started regular updates here on the tidyverse blog summarizing recent developments in the tidymodels ecosystem. You can check out the
tidymodels tag to find all tidymodels blog posts here, including those that focus on a single package or more major releases. The purpose of these roundup posts is to keep you informed about any releases you may have missed and useful new functionality as we maintain these packages.
Recently, we had a series of CRAN releases: hardhat, workflows, parsnip, tune, finetune, workflowsets, and discrim. These were coordinated because of some cross-package improvements. This blog post summarizes the changes.
The tidymodels team decided that we needed a consistent set of APIs for extracting things from objects. For example, a parsnip model contains the underlying model fit based on the engine. A
linear_reg() model with the
"lm" engine contains an
lm object. There were some existing functions to do this (mostly named
pull_*()) but they were fairly inconsistent and were not generics.
We added the following functions:
The nice thing about this change is that a function such as
extract_recipe() can be used with objects created by the tune, workflows, or workflowsets packages.
pull_*() methods have been soft-deprecated and will stick around for a while.
One issue that we’ve seen in the parsnip documentation is that there is just so much on each model page. It can be intimidating and difficult to find that one piece of information that you were looking for.
We’ve reorganized the model pages so that there are now sub-packages for each engine. For example, when you use
?linear_reg, the help page has a dynamic list of engines from parsnip or any parsnip-adjacent package that has been loaded. Here is what the
pkgdown site looks like:
There is a similar dynamic list in the
See Also section.
Each engine page provides basic information about tuning parameters, modes, preprocessing requirements, and anything else that we thing is relevant. For example, for the C5.0 engine for
Finally, the existing parsnip documentation didn’t show the actual fitting and/or prediction in action. A new pkgdown article has worked examples demonstrating the use of parsnip models on real data. Here is a screen shot for MARS regression via the earth package:
We think that these changes will greatly improve the whole parsnip experience, especially for new users.

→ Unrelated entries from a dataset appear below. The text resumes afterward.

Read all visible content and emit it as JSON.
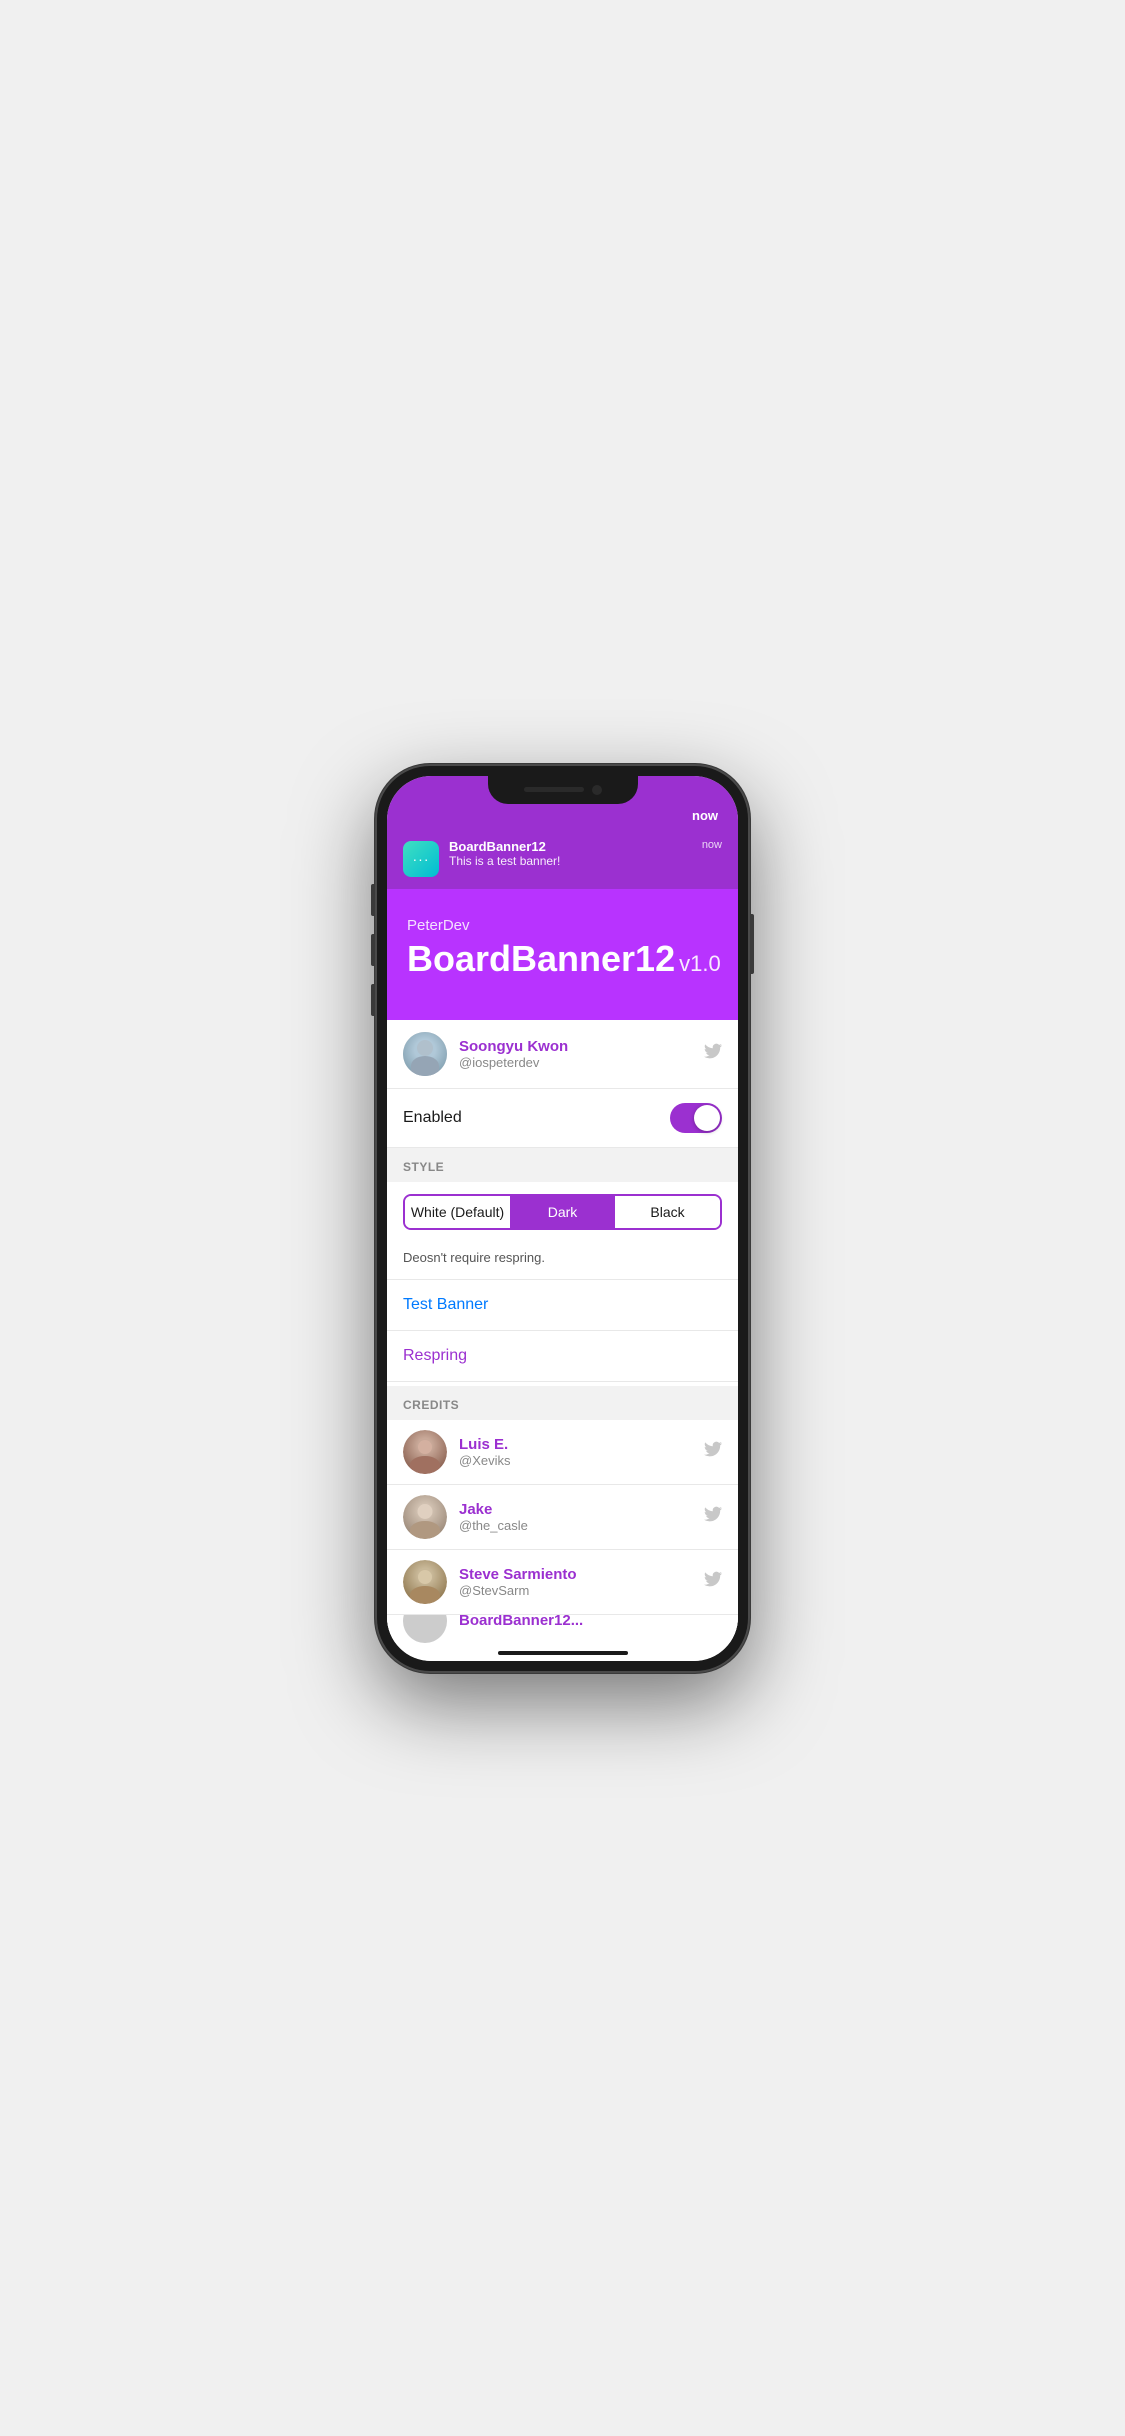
{
  "phone": {
    "status_time": "now"
  },
  "notification": {
    "icon_label": "···",
    "title": "BoardBanner12",
    "subtitle": "This is a test banner!",
    "time": "now"
  },
  "hero": {
    "developer": "PeterDev",
    "app_name": "BoardBanner12",
    "version": "v1.0"
  },
  "developer": {
    "name": "Soongyu Kwon",
    "handle": "@iospeterdev",
    "avatar_alt": "Soongyu avatar"
  },
  "settings": {
    "enabled_label": "Enabled",
    "toggle_on": true,
    "style_section_title": "STYLE",
    "style_options": [
      {
        "id": "white",
        "label": "White (Default)",
        "active": false
      },
      {
        "id": "dark",
        "label": "Dark",
        "active": true
      },
      {
        "id": "black",
        "label": "Black",
        "active": false
      }
    ],
    "style_note": "Deosn't require respring.",
    "test_banner_label": "Test Banner",
    "respring_label": "Respring"
  },
  "credits": {
    "section_title": "CREDITS",
    "people": [
      {
        "name": "Luis E.",
        "handle": "@Xeviks",
        "avatar_color": "#c0a090"
      },
      {
        "name": "Jake",
        "handle": "@the_casle",
        "avatar_color": "#b0b8b0"
      },
      {
        "name": "Steve Sarmiento",
        "handle": "@StevSarm",
        "avatar_color": "#c8b890"
      }
    ]
  }
}
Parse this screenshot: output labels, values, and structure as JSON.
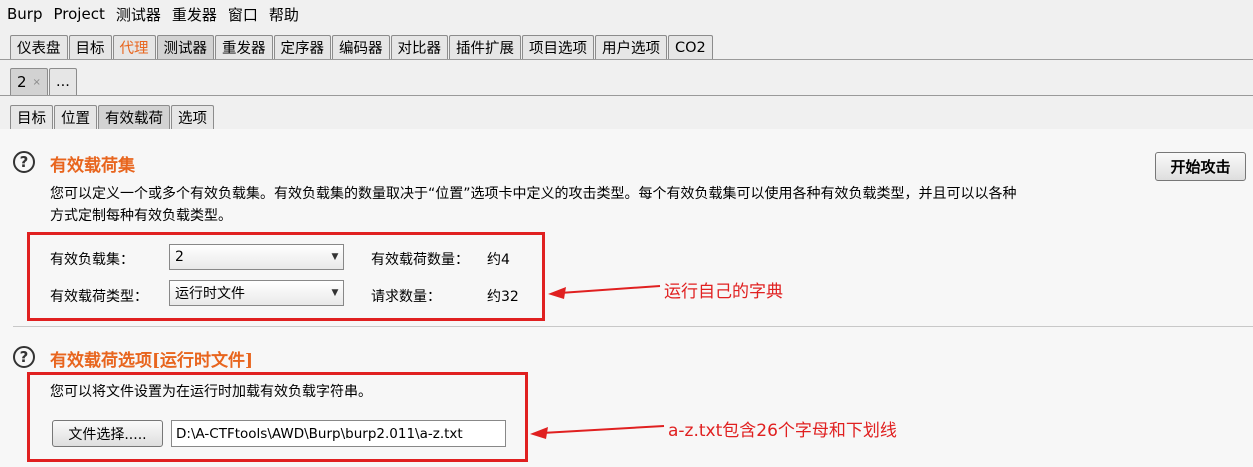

First, we enabled a default engine for parsnip models (you may have noticed this in the screen shots above). This produces simpler code for some model functions and, if a model has a single mode, fitting is as concise as
# use lm() for regression linear_reg() %>% fit(mpg ~ ., data = mtcars)
Another nice feature is more succinct piping for workflows. A preprocessor, such as a formula or recipe, can be piped into
workflow() now. Also, there is an optional second argument in that function for the model specification.
car_rec <- recipe(mpg ~ ., data = mtcars) %>% step_ns(disp, deg_free = 5) car_wflow <- workflow() %>% add_recipe(car_rec) %>% add_model(linear_reg())
you can now use
car_wflow <- recipe(mpg ~ ., data = mtcars) %>% step_ns(disp, deg_free = 5) %>% workflow(linear_reg())
If you might be on the fence about using tidymodels, David’s blog post does an excellent job encapsulating the benefits of our approach, so give it a read.
parsnip now has a generalized additive model function
gen_additive_mod()! There is currently one engine (
The tune package has better control over random numbers since, in some cases, the RNGkind was changed after tuning a model.
The discrim package has the new parsnip-like documentation and new model engines. Also, the shrunken discriminant analysis method of Ahdesmaki and Strimmer (2010) was added as an engine to
discrim_linear(). The newly resurrected sparsediscrim package allowed use to include new engines for
We’d like to thank everyone who has contributed to these packages since their last release: